• _THE TASK_: The lines below that include the word "homegroup" are to be reported.

• _RECORDS TO PROCESS_:
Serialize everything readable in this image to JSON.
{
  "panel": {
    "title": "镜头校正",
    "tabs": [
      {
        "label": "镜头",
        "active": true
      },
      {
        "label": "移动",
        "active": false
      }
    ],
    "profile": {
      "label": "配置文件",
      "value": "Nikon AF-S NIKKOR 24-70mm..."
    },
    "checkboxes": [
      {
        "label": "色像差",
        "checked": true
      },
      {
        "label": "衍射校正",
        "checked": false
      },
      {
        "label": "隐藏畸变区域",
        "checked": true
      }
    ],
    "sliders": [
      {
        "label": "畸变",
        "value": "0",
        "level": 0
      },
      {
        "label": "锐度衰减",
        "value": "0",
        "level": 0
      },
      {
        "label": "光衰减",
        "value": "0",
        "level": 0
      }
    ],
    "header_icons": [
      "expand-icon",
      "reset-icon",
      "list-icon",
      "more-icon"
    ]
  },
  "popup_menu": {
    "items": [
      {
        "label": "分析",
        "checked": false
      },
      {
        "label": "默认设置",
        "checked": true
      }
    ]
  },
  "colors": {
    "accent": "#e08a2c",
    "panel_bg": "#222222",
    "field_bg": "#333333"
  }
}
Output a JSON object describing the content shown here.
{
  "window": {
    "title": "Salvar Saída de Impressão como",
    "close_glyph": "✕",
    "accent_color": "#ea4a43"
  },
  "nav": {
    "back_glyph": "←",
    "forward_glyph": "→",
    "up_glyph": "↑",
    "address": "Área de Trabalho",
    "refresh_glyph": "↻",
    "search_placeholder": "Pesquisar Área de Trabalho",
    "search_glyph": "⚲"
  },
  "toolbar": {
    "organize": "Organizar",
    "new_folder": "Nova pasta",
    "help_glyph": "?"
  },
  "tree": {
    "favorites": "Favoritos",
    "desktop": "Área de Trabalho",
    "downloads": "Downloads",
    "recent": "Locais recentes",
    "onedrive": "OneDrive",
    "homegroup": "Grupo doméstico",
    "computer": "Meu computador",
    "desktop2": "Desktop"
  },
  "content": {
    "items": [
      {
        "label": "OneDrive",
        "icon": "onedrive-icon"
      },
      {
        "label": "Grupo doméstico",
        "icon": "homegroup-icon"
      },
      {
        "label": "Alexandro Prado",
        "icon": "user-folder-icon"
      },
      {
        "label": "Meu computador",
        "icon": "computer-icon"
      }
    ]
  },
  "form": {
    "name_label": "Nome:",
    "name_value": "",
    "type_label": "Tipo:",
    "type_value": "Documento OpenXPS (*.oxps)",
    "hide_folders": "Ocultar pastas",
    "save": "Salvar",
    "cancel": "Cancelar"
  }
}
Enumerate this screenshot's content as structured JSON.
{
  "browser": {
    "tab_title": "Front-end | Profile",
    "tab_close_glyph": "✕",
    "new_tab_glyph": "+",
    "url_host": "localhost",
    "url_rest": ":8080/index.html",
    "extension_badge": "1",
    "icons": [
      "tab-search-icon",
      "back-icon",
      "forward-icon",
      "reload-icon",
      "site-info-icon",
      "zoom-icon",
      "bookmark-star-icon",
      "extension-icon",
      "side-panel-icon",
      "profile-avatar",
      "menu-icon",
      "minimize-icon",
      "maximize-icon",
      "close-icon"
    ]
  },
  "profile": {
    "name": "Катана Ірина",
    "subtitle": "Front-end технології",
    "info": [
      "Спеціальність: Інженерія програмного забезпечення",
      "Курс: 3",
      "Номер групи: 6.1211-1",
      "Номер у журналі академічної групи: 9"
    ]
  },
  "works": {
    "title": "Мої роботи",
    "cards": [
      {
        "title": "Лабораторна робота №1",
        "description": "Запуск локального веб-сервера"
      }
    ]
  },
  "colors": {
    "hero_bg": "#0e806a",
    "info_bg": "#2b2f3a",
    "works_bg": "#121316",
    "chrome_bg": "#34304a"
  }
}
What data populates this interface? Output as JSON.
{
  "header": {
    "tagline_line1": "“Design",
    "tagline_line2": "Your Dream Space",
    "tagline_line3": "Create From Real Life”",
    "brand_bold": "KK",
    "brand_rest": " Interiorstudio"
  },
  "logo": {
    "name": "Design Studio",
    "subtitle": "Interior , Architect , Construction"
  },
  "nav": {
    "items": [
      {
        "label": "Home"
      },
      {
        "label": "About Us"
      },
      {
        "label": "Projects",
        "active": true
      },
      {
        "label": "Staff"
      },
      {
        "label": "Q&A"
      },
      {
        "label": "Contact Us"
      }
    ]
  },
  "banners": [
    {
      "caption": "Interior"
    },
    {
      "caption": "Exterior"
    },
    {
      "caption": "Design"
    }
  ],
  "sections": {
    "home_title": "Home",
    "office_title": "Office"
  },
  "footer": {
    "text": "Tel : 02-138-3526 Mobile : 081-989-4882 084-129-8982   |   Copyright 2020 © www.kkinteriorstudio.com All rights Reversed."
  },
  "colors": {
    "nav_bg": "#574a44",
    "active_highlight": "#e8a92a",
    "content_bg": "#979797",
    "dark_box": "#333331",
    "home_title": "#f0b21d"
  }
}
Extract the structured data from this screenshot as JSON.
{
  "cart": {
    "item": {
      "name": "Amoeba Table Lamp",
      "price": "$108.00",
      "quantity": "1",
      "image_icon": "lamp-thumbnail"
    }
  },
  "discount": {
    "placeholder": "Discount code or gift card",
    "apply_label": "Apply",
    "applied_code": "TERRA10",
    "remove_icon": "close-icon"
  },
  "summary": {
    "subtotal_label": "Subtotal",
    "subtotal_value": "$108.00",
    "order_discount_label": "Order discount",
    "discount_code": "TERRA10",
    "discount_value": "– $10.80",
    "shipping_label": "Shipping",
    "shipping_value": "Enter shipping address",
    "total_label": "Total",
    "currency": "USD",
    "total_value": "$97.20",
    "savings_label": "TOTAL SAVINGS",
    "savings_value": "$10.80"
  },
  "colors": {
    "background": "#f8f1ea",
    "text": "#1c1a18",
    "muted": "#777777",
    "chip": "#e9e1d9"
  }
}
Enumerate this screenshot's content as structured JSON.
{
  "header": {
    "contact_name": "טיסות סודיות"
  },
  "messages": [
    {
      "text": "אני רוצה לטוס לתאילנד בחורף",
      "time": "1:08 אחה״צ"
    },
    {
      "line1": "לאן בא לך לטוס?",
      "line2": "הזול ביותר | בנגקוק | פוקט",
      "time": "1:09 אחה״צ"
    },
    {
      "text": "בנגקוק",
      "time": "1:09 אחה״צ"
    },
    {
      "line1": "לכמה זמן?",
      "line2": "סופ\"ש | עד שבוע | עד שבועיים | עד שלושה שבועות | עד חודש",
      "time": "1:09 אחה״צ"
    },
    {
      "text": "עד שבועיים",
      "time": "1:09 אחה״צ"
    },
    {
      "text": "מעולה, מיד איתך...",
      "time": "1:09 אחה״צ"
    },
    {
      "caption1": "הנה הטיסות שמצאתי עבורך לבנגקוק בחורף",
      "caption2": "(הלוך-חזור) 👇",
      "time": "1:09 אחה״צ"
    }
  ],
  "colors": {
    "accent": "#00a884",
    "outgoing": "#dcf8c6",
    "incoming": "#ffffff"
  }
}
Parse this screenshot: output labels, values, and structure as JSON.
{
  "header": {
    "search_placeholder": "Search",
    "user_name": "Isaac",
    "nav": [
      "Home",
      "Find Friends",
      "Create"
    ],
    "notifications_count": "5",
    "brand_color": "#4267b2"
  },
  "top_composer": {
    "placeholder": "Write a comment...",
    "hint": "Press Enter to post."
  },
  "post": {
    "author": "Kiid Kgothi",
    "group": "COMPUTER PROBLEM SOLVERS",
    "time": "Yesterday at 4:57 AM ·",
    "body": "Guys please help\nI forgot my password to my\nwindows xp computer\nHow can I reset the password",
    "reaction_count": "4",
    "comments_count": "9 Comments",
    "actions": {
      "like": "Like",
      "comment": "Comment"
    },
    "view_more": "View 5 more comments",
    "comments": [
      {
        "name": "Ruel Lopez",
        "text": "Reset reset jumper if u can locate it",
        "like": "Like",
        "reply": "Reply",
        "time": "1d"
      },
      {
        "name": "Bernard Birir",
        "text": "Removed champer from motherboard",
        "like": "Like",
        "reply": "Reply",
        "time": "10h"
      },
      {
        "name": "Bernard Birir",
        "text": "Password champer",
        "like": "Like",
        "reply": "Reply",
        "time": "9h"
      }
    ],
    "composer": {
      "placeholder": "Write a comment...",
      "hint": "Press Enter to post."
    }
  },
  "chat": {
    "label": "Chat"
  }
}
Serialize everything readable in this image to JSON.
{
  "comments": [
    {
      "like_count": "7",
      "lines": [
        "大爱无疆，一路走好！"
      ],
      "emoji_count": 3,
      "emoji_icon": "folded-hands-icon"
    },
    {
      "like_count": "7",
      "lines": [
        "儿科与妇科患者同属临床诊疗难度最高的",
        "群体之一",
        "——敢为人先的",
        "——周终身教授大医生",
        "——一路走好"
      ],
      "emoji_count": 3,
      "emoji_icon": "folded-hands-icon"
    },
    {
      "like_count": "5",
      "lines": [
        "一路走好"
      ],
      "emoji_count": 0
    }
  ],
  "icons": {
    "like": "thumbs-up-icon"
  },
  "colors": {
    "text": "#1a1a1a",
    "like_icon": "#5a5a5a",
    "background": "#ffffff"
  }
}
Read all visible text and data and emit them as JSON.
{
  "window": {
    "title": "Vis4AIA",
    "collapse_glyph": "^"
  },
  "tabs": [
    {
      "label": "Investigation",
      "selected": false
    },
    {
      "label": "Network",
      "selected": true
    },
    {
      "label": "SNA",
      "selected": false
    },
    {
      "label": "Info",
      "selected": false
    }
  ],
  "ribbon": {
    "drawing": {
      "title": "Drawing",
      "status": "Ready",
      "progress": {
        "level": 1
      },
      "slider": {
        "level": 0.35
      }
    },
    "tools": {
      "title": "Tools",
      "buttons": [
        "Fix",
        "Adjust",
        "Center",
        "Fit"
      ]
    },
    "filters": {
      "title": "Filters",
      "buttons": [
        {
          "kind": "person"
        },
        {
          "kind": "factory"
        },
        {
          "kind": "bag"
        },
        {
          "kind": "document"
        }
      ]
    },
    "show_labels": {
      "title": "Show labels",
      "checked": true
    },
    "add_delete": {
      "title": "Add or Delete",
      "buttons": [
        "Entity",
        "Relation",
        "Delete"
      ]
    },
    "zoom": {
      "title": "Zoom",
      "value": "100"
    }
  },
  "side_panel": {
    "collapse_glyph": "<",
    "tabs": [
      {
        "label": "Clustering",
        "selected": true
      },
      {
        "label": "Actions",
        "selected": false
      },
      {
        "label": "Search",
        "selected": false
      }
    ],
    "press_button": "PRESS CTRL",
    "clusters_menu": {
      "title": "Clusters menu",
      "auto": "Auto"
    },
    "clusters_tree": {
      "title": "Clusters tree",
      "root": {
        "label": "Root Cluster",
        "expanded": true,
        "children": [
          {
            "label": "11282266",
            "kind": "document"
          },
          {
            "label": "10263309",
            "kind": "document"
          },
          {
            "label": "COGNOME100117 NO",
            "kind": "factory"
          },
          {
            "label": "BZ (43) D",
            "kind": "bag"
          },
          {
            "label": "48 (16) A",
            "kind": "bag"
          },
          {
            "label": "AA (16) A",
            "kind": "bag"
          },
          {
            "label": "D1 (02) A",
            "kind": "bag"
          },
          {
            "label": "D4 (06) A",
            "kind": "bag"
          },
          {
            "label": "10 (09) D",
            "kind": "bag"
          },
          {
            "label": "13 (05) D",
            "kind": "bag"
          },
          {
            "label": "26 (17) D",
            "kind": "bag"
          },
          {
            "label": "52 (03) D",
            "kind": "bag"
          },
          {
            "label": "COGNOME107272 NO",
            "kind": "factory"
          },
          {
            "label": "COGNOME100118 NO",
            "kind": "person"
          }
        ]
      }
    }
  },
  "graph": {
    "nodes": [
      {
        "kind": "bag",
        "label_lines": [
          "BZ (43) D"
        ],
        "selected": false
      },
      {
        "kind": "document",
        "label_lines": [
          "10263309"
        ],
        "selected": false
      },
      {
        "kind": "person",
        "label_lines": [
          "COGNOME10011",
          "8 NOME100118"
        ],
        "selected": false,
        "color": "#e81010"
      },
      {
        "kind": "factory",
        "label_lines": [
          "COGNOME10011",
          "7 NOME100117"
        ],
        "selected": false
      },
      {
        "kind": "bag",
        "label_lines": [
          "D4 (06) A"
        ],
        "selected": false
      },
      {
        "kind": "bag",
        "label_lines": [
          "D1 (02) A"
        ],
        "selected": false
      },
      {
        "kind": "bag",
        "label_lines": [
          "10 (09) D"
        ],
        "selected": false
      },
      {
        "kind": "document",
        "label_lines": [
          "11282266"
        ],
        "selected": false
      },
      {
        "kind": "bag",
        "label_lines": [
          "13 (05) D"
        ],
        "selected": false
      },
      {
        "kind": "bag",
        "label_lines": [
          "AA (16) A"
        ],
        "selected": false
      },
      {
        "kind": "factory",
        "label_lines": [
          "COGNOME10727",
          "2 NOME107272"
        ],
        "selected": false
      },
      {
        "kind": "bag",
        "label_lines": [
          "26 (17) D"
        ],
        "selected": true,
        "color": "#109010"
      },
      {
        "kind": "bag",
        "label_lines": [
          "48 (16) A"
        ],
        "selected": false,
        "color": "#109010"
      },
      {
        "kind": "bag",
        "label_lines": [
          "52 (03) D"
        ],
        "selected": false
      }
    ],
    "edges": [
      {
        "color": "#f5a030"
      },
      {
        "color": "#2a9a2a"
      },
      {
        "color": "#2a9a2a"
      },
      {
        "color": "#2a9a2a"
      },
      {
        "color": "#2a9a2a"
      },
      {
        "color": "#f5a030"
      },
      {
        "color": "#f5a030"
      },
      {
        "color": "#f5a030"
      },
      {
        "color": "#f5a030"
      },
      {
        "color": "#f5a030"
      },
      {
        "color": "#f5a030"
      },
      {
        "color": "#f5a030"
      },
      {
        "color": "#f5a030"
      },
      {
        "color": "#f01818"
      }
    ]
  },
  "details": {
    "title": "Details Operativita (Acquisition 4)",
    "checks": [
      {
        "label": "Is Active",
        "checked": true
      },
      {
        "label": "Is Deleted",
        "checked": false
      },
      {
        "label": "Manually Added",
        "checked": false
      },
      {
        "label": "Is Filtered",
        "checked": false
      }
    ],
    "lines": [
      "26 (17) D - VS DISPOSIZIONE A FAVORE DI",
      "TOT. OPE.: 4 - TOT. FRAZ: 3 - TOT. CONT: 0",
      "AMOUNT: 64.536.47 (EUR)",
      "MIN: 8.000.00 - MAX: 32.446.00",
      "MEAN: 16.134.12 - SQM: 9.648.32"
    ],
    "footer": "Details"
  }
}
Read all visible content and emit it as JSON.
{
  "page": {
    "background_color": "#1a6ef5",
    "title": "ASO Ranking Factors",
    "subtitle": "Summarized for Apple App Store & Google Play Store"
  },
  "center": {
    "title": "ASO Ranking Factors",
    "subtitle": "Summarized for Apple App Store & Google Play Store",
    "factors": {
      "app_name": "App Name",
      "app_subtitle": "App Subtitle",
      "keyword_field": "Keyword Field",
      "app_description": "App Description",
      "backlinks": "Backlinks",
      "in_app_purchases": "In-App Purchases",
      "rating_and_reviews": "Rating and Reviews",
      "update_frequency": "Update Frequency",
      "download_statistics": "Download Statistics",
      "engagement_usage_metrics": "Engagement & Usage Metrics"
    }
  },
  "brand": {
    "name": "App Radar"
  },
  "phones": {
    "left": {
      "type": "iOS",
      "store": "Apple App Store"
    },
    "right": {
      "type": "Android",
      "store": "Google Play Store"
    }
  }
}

• _PROBLEM SOLUTION_:
    "homegroup": "Grupo doméstico",
        "icon": "homegroup-icon"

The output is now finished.